_Data section_:
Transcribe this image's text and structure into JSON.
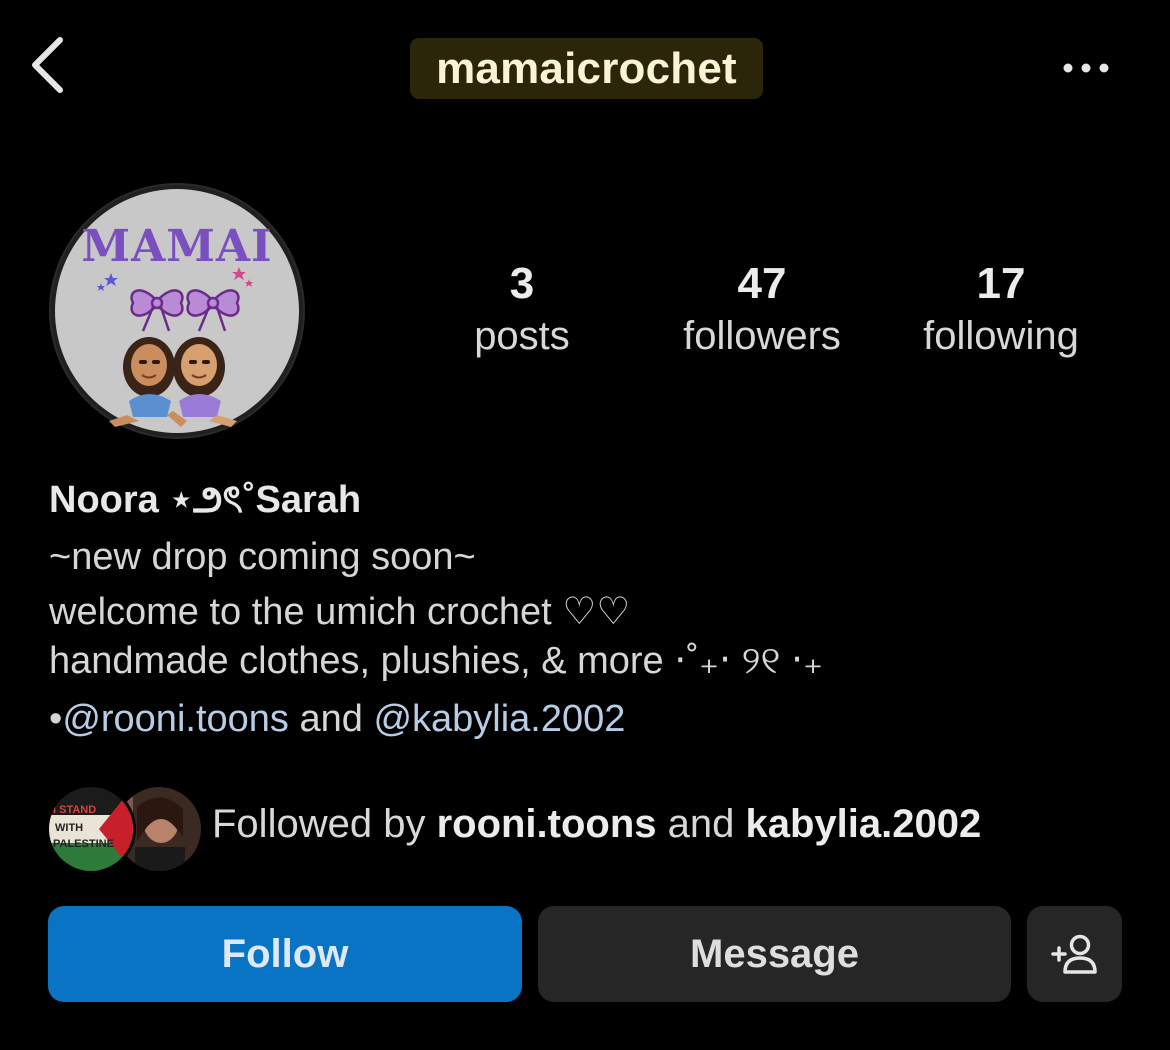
{
  "header": {
    "username": "mamaicrochet",
    "back_icon": "chevron-left-icon",
    "more_icon": "more-horizontal-icon"
  },
  "avatar": {
    "logo_text": "MAMAI"
  },
  "stats": {
    "posts": {
      "count": "3",
      "label": "posts"
    },
    "followers": {
      "count": "47",
      "label": "followers"
    },
    "following": {
      "count": "17",
      "label": "following"
    }
  },
  "bio": {
    "display_name": "Noora ⋆౨ৎ˚Sarah",
    "line1": "~new drop coming soon~",
    "line2": "welcome to the umich crochet ♡♡",
    "line3": "handmade clothes, plushies, & more ⋅˚₊‧ ୨୧ ‧₊",
    "bullet": "•",
    "mention1": "@rooni.toons",
    "and_text": " and ",
    "mention2": "@kabylia.2002"
  },
  "followed_by": {
    "prefix": "Followed by ",
    "user1": "rooni.toons",
    "and_text": " and ",
    "user2": "kabylia.2002",
    "badge_text": "I STAND WITH PALESTINE"
  },
  "actions": {
    "follow_label": "Follow",
    "message_label": "Message",
    "add_user_icon": "add-person-icon"
  },
  "colors": {
    "background": "#000000",
    "follow_button": "#0a74c4",
    "secondary_button": "#262626",
    "mention": "#b9cce6",
    "title_highlight": "#2b2509"
  }
}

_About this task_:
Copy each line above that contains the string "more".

_Task solution_:
    "more_icon": "more-horizontal-icon"
    "line3": "handmade clothes, plushies, & more ⋅˚₊‧ ୨୧ ‧₊",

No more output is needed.